This Week in Israeli History: Rav Kook’s 80th Yahrzeit, Three NOs and Operation Elkayam

Rabbi Abraham Isaac Kook
Rav Kook was born in 1865 in a small town in the Russian Empire. He enrolled in the Volozhin Yeshiva at the age of 18 and was hailed as a brilliant prodigy. He quickly excelled and surpassed all his counterparts in learning, so much so that the head of the yeshiva, Rav Naftali Zvi Yehuda Berlin, was quoted saying that if the Volozhin Yeshiva had only been founded in order to educate Rav Kook it would have been worth it.
In 1904 Rav Kook immigrated to Ottoman Palestine and assumed the role of Chief Rabbi of Jerusalem, and soon after, was appointed Chief Ashkenazic Rabbi of Mandatory Palestine. Rav Kook maintained a connection with all factions of Judaism and worked endlessly to bridge the gaps between secular and religious Jews.
Rav Kook founded the famous Jerusalem-based Mercaz Harav Yeshiva and wrote many books on Halacha, Philosophy, and Jewish Thought. He was an ardent advocate for Zionism, professing it as the fulfillment of the Biblical prophecy foreseeing the Jewish people’s return to the Holy Land.

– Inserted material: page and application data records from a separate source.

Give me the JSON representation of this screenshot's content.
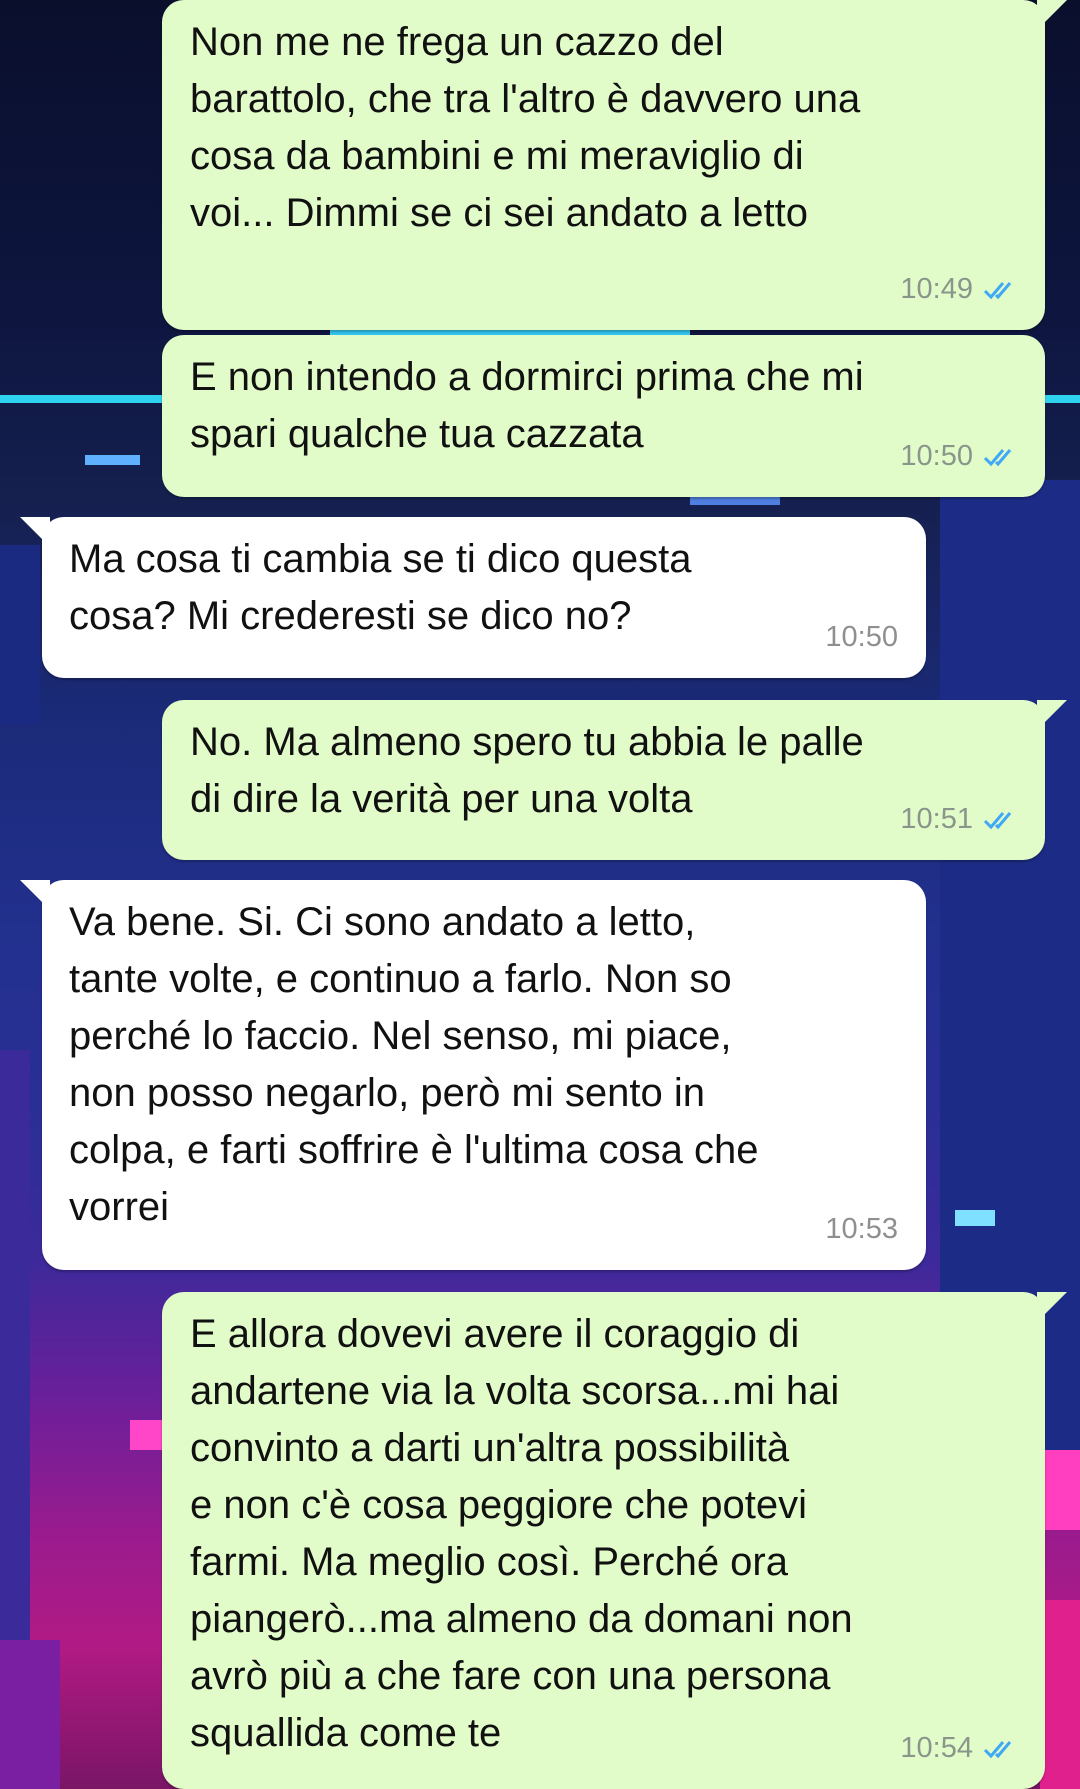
{
  "colors": {
    "outgoing_bubble": "#e2fcc9",
    "incoming_bubble": "#ffffff",
    "read_tick": "#3fa9f5"
  },
  "messages": [
    {
      "direction": "outgoing",
      "text": "Non me ne frega un cazzo del\nbarattolo, che tra l'altro è davvero una\ncosa da bambini e mi meraviglio di\nvoi... Dimmi se ci sei andato a letto",
      "time": "10:49",
      "status_icon": "double-check-read-icon"
    },
    {
      "direction": "outgoing",
      "text": "E non intendo a dormirci prima che mi\nspari qualche tua cazzata",
      "time": "10:50",
      "status_icon": "double-check-read-icon"
    },
    {
      "direction": "incoming",
      "text": "Ma cosa ti cambia se ti dico questa\ncosa? Mi crederesti se dico no?",
      "time": "10:50"
    },
    {
      "direction": "outgoing",
      "text": "No. Ma almeno spero tu abbia le palle\ndi dire la verità per una volta",
      "time": "10:51",
      "status_icon": "double-check-read-icon"
    },
    {
      "direction": "incoming",
      "text": "Va bene. Si. Ci sono andato a letto,\ntante volte, e continuo a farlo. Non so\nperché lo faccio. Nel senso, mi piace,\nnon posso negarlo, però mi sento in\ncolpa, e farti soffrire è l'ultima cosa che\nvorrei",
      "time": "10:53"
    },
    {
      "direction": "outgoing",
      "text": "E allora dovevi avere il coraggio di\nandartene via la volta scorsa...mi hai\nconvinto a darti un'altra possibilità\ne non c'è cosa peggiore che potevi\nfarmi. Ma meglio così. Perché ora\npiangerò...ma almeno da domani non\navrò più a che fare con una persona\nsquallida come te",
      "time": "10:54",
      "status_icon": "double-check-read-icon"
    }
  ]
}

His support of the Zionist movement and theological beliefs pertaining to Land of Israel laid the foundations for the mainstream Religious Zionist movement, which continued to gain momentum and legitimacy following his death on September 1, 1935.
Khartoum Resolution
On September 1, 1967, the Arab League concluded their summit in Khartoum, Sudan, which convened in the wake of the Six Day War to discuss the future Arab strategy towards Israel.
Led by the heads of eight Arab states, the summit became famous for its proclamation of the “Three NOs:” No peace, recognition, or negotiations with Israel.
The “Three NOs” doctrine would dictate Arab policy towards Israel for years to come.
Operation Elkayam
In the early 1950’s, the Palestinian Fedayeen launched unrelenting terror attacks against Israel. Encouraged and sponsored by Jordan and Egypt, the Fedayeen (lit. those who sacrifice themselves) infiltrated Israel’s borders and carried out brutal terror attacks against Israeli civilians.
In August 1955, one such attack was carried out that resulted in the deaths eleven Israeli civilians. Israel decided to respond. On August 31, the IDF launched a reprisal raid on the Egyptian military instillation in Khan Yunis and eliminated 72 Egyptian soldiers. One IDF soldier was also killed during the skirmishes.
Led by Ariel Sharon, Raful Eitan, and Motta Gur, the operation was wildly successful and led to Egypt withdrawing their support from the Fedayeen attacks.